 Detailed structures of materials at the atomic level are essential information in physics, chemistry, biology, and other sciences. Single-crystal neutron structural analysis is the ultimate way to understand molecules' properties.



■KEK to exhibit at Niconico Ultra Conference 2024 (April 27-28)

 KEK exhibited a booth titled "Super KEK" at the Niconico Cho-Kaigi Ultra Conference 2024 (real event) held at Makuhari Messe in Chiba, Japan, to introduce research being conducted at KEK, J-PARC and other facilities. The Niconico Cho-Kaigi is a cultural festival held both online and at the venue, is mainly organized by users of Niconico Douga Video, one of the largest video services in Japan, operated by Dwango Inc. This year, 125,362 people gathered at the real venue. This is the second time KEK has exhibited at the festival, following 2023.

 In addition to the "Bulletproof Sweets Super Experiment" by Dr. SETO Hidenori of the Materials and Life Science Division at J-PARC, the “Super KEK Experience Corner” was set up to attract visitors’ interest, where they could experience first-hand the cloud chamber observations and experiments with the vacuum apparatus.

 The "Super KEK Live Broadcast" was broadcast live online, and included many talks related to J-PARC, such as "Excited about Muons" by Dr. SHIMOMURA Koichiro, Deputy Director of the Materials and Life Science Division, "The Amazing J-PARC Accelerator" by Dr. OHTANI Masashi of the Accelerator Division, and "Amazing Neutrinos" by Dr. TADA Sho of the Particle and Nuclear Science Division.

 The event was also a good opportunity for many people to learn about J-PARC through a stamp rally held jointly with Ibaraki Prefecture and Saza Coffee, and a super-sized lottery wheel in which visitors could solve a riddle to win J-PARC goods as prizes.



■J-PARC Sanpomichi ㊻ -The fresh green weather-
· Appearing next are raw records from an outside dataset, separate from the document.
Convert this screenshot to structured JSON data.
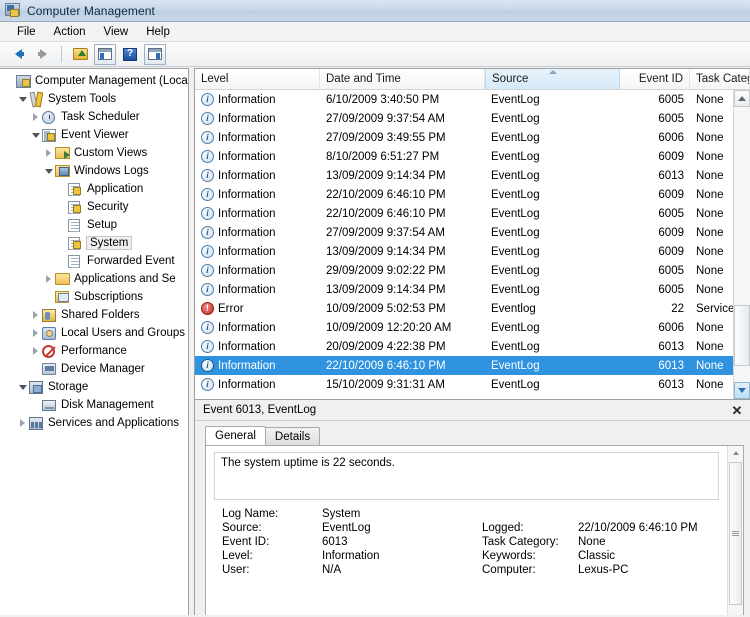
{
  "window": {
    "title": "Computer Management",
    "icon": "mmc-console-icon"
  },
  "menubar": {
    "items": [
      {
        "label": "File"
      },
      {
        "label": "Action"
      },
      {
        "label": "View"
      },
      {
        "label": "Help"
      }
    ]
  },
  "toolbar": {
    "buttons": [
      {
        "name": "back-button",
        "icon": "back-arrow-icon",
        "enabled": true
      },
      {
        "name": "forward-button",
        "icon": "forward-arrow-icon",
        "enabled": false
      },
      {
        "name": "up-one-level-button",
        "icon": "folder-up-icon",
        "enabled": true
      },
      {
        "name": "show-hide-console-tree-button",
        "icon": "left-pane-toggle-icon",
        "enabled": true
      },
      {
        "name": "help-button",
        "icon": "question-mark-icon",
        "enabled": true
      },
      {
        "name": "show-hide-action-pane-button",
        "icon": "right-pane-toggle-icon",
        "enabled": true
      }
    ]
  },
  "tree": {
    "nodes": [
      {
        "label": "Computer Management (Local",
        "indent": 0,
        "twist": "none",
        "icon": "mmc-console-icon",
        "selected": false
      },
      {
        "label": "System Tools",
        "indent": 1,
        "twist": "expanded",
        "icon": "system-tools-icon",
        "selected": false
      },
      {
        "label": "Task Scheduler",
        "indent": 2,
        "twist": "collapsed",
        "icon": "task-scheduler-clock-icon",
        "selected": false
      },
      {
        "label": "Event Viewer",
        "indent": 2,
        "twist": "expanded",
        "icon": "event-viewer-icon",
        "selected": false
      },
      {
        "label": "Custom Views",
        "indent": 3,
        "twist": "collapsed",
        "icon": "custom-views-folder-icon",
        "selected": false
      },
      {
        "label": "Windows Logs",
        "indent": 3,
        "twist": "expanded",
        "icon": "windows-logs-folder-icon",
        "selected": false
      },
      {
        "label": "Application",
        "indent": 4,
        "twist": "none",
        "icon": "application-log-icon",
        "selected": false
      },
      {
        "label": "Security",
        "indent": 4,
        "twist": "none",
        "icon": "security-log-icon",
        "selected": false
      },
      {
        "label": "Setup",
        "indent": 4,
        "twist": "none",
        "icon": "setup-log-icon",
        "selected": false
      },
      {
        "label": "System",
        "indent": 4,
        "twist": "none",
        "icon": "system-log-icon",
        "selected": true
      },
      {
        "label": "Forwarded Event",
        "indent": 4,
        "twist": "none",
        "icon": "forwarded-events-log-icon",
        "selected": false
      },
      {
        "label": "Applications and Se",
        "indent": 3,
        "twist": "collapsed",
        "icon": "applications-services-folder-icon",
        "selected": false
      },
      {
        "label": "Subscriptions",
        "indent": 3,
        "twist": "none",
        "icon": "subscriptions-icon",
        "selected": false
      },
      {
        "label": "Shared Folders",
        "indent": 2,
        "twist": "collapsed",
        "icon": "shared-folders-icon",
        "selected": false
      },
      {
        "label": "Local Users and Groups",
        "indent": 2,
        "twist": "collapsed",
        "icon": "local-users-groups-icon",
        "selected": false
      },
      {
        "label": "Performance",
        "indent": 2,
        "twist": "collapsed",
        "icon": "performance-icon",
        "selected": false
      },
      {
        "label": "Device Manager",
        "indent": 2,
        "twist": "none",
        "icon": "device-manager-icon",
        "selected": false
      },
      {
        "label": "Storage",
        "indent": 1,
        "twist": "expanded",
        "icon": "storage-icon",
        "selected": false
      },
      {
        "label": "Disk Management",
        "indent": 2,
        "twist": "none",
        "icon": "disk-management-icon",
        "selected": false
      },
      {
        "label": "Services and Applications",
        "indent": 1,
        "twist": "collapsed",
        "icon": "services-applications-icon",
        "selected": false
      }
    ]
  },
  "event_list": {
    "columns": [
      {
        "label": "Level",
        "sorted": false,
        "align": "left"
      },
      {
        "label": "Date and Time",
        "sorted": false,
        "align": "left"
      },
      {
        "label": "Source",
        "sorted": true,
        "sort_direction": "ascending",
        "align": "left"
      },
      {
        "label": "Event ID",
        "sorted": false,
        "align": "right"
      },
      {
        "label": "Task Category",
        "sorted": false,
        "align": "left"
      }
    ],
    "rows": [
      {
        "level": "Information",
        "level_icon": "information-icon",
        "datetime": "6/10/2009 3:40:50 PM",
        "source": "EventLog",
        "event_id": "6005",
        "task_category": "None",
        "selected": false
      },
      {
        "level": "Information",
        "level_icon": "information-icon",
        "datetime": "27/09/2009 9:37:54 AM",
        "source": "EventLog",
        "event_id": "6005",
        "task_category": "None",
        "selected": false
      },
      {
        "level": "Information",
        "level_icon": "information-icon",
        "datetime": "27/09/2009 3:49:55 PM",
        "source": "EventLog",
        "event_id": "6006",
        "task_category": "None",
        "selected": false
      },
      {
        "level": "Information",
        "level_icon": "information-icon",
        "datetime": "8/10/2009 6:51:27 PM",
        "source": "EventLog",
        "event_id": "6009",
        "task_category": "None",
        "selected": false
      },
      {
        "level": "Information",
        "level_icon": "information-icon",
        "datetime": "13/09/2009 9:14:34 PM",
        "source": "EventLog",
        "event_id": "6013",
        "task_category": "None",
        "selected": false
      },
      {
        "level": "Information",
        "level_icon": "information-icon",
        "datetime": "22/10/2009 6:46:10 PM",
        "source": "EventLog",
        "event_id": "6009",
        "task_category": "None",
        "selected": false
      },
      {
        "level": "Information",
        "level_icon": "information-icon",
        "datetime": "22/10/2009 6:46:10 PM",
        "source": "EventLog",
        "event_id": "6005",
        "task_category": "None",
        "selected": false
      },
      {
        "level": "Information",
        "level_icon": "information-icon",
        "datetime": "27/09/2009 9:37:54 AM",
        "source": "EventLog",
        "event_id": "6009",
        "task_category": "None",
        "selected": false
      },
      {
        "level": "Information",
        "level_icon": "information-icon",
        "datetime": "13/09/2009 9:14:34 PM",
        "source": "EventLog",
        "event_id": "6009",
        "task_category": "None",
        "selected": false
      },
      {
        "level": "Information",
        "level_icon": "information-icon",
        "datetime": "29/09/2009 9:02:22 PM",
        "source": "EventLog",
        "event_id": "6005",
        "task_category": "None",
        "selected": false
      },
      {
        "level": "Information",
        "level_icon": "information-icon",
        "datetime": "13/09/2009 9:14:34 PM",
        "source": "EventLog",
        "event_id": "6005",
        "task_category": "None",
        "selected": false
      },
      {
        "level": "Error",
        "level_icon": "error-icon",
        "datetime": "10/09/2009 5:02:53 PM",
        "source": "Eventlog",
        "event_id": "22",
        "task_category": "Service startup",
        "selected": false
      },
      {
        "level": "Information",
        "level_icon": "information-icon",
        "datetime": "10/09/2009 12:20:20 AM",
        "source": "EventLog",
        "event_id": "6006",
        "task_category": "None",
        "selected": false
      },
      {
        "level": "Information",
        "level_icon": "information-icon",
        "datetime": "20/09/2009 4:22:38 PM",
        "source": "EventLog",
        "event_id": "6013",
        "task_category": "None",
        "selected": false
      },
      {
        "level": "Information",
        "level_icon": "information-icon",
        "datetime": "22/10/2009 6:46:10 PM",
        "source": "EventLog",
        "event_id": "6013",
        "task_category": "None",
        "selected": true
      },
      {
        "level": "Information",
        "level_icon": "information-icon",
        "datetime": "15/10/2009 9:31:31 AM",
        "source": "EventLog",
        "event_id": "6013",
        "task_category": "None",
        "selected": false
      }
    ]
  },
  "detail": {
    "header_title": "Event 6013, EventLog",
    "close_label": "✕",
    "tabs": [
      {
        "label": "General",
        "active": true
      },
      {
        "label": "Details",
        "active": false
      }
    ],
    "message": "The system uptime is 22 seconds.",
    "fields": [
      {
        "k1": "Log Name:",
        "v1": "System",
        "k2": "",
        "v2": ""
      },
      {
        "k1": "Source:",
        "v1": "EventLog",
        "k2": "Logged:",
        "v2": "22/10/2009 6:46:10 PM"
      },
      {
        "k1": "Event ID:",
        "v1": "6013",
        "k2": "Task Category:",
        "v2": "None"
      },
      {
        "k1": "Level:",
        "v1": "Information",
        "k2": "Keywords:",
        "v2": "Classic"
      },
      {
        "k1": "User:",
        "v1": "N/A",
        "k2": "Computer:",
        "v2": "Lexus-PC"
      }
    ]
  },
  "colors": {
    "selection_blue": "#2f93e0",
    "title_bar": "#c9d8e8",
    "error_red": "#c32b22",
    "info_blue": "#2a5f96",
    "sorted_header": "#d6eaf8"
  }
}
 It is said that more than 70% of the information we receive comes from sight. Visible light, which can be seen with the naked eye, has wavelengths ranging from red (780 nm) to violet (380 nm).  Green has a wavelength of 550 nm, which is in the middle range of visible light wavelength and is the color that causes the least strain on the eyes. 

 J-PARC is a facility that "looks at things to the utmost limit," akin to a giant microscope. Many protons are accelerated to nearly the speed of light, and so many secondary particles are produced.  The secondary particles are then irradiated onto a sample to observe its structure and atomic movement, and to determine the identity of the secondary particles themselves. Of course, these "things" are invisible to the naked eye, so we must decipher the electronic data. To operate this huge and sensitive facility safely and not miss the slightest sign of the obtained data, we are sometimes forced to use our eyes and minds hard. 
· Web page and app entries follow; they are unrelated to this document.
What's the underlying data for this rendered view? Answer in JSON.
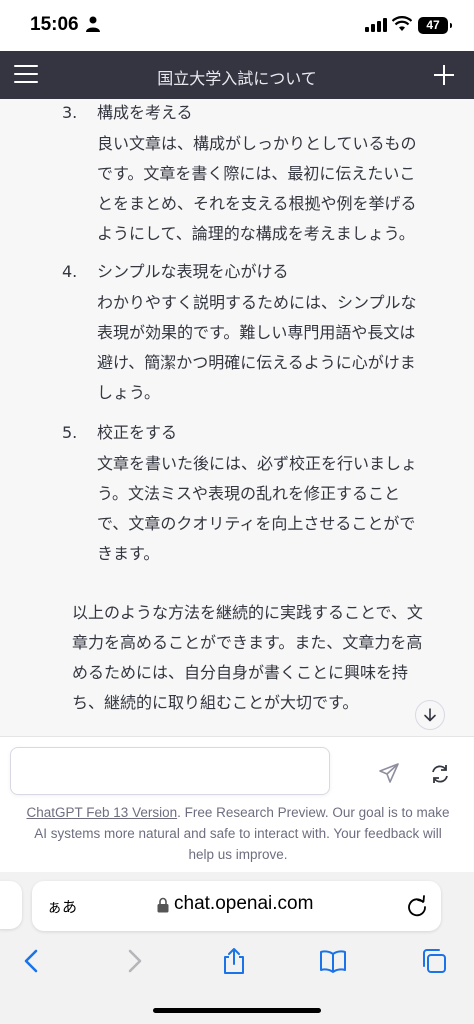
{
  "status": {
    "time": "15:06",
    "battery": "47"
  },
  "header": {
    "title": "国立大学入試について"
  },
  "items": [
    {
      "number": "3.",
      "title": "構成を考える",
      "lines": [
        "良い文章は、構成がしっかりとしているもの",
        "です。文章を書く際には、最初に伝えたいこ",
        "とをまとめ、それを支える根拠や例を挙げる",
        "ようにして、論理的な構成を考えましょう。"
      ]
    },
    {
      "number": "4.",
      "title": "シンプルな表現を心がける",
      "lines": [
        "わかりやすく説明するためには、シンプルな",
        "表現が効果的です。難しい専門用語や長文は",
        "避け、簡潔かつ明確に伝えるように心がけま",
        "しょう。"
      ]
    },
    {
      "number": "5.",
      "title": "校正をする",
      "lines": [
        "文章を書いた後には、必ず校正を行いましょ",
        "う。文法ミスや表現の乱れを修正すること",
        "で、文章のクオリティを向上させることがで",
        "きます。"
      ]
    }
  ],
  "summary": [
    "以上のような方法を継続的に実践することで、文",
    "章力を高めることができます。また、文章力を高",
    "めるためには、自分自身が書くことに興味を持",
    "ち、継続的に取り組むことが大切です。"
  ],
  "composer": {
    "placeholder": ""
  },
  "footer": {
    "version_link": "ChatGPT Feb 13 Version",
    "text_1": ". Free Research Preview. Our goal is to make",
    "text_2": "AI systems more natural and safe to interact with. Your feedback will",
    "text_3": "help us improve."
  },
  "browser": {
    "aa_label": "ぁあ",
    "url": "chat.openai.com"
  },
  "icons": {
    "menu": "hamburger-icon",
    "new_chat": "plus-icon",
    "scroll": "arrow-down-icon",
    "send": "paper-plane-icon",
    "regenerate": "refresh-icon",
    "lock": "lock-icon",
    "reload": "reload-icon",
    "back": "chevron-left-icon",
    "forward": "chevron-right-icon",
    "share": "share-icon",
    "bookmarks": "book-icon",
    "tabs": "tabs-icon"
  },
  "colors": {
    "header_bg": "#343541",
    "conversation_bg": "#f7f7f8",
    "safari_blue": "#1a73e8"
  }
}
At this time of year, when you step out of the J-PARC building, the vivid greenery will catch your eyes.  The fresh greenery spreading across the J-PARC grounds is a source of vitality for tomorrow, restoring the eyes and spirit that have been fatigued by staring at things to their limits.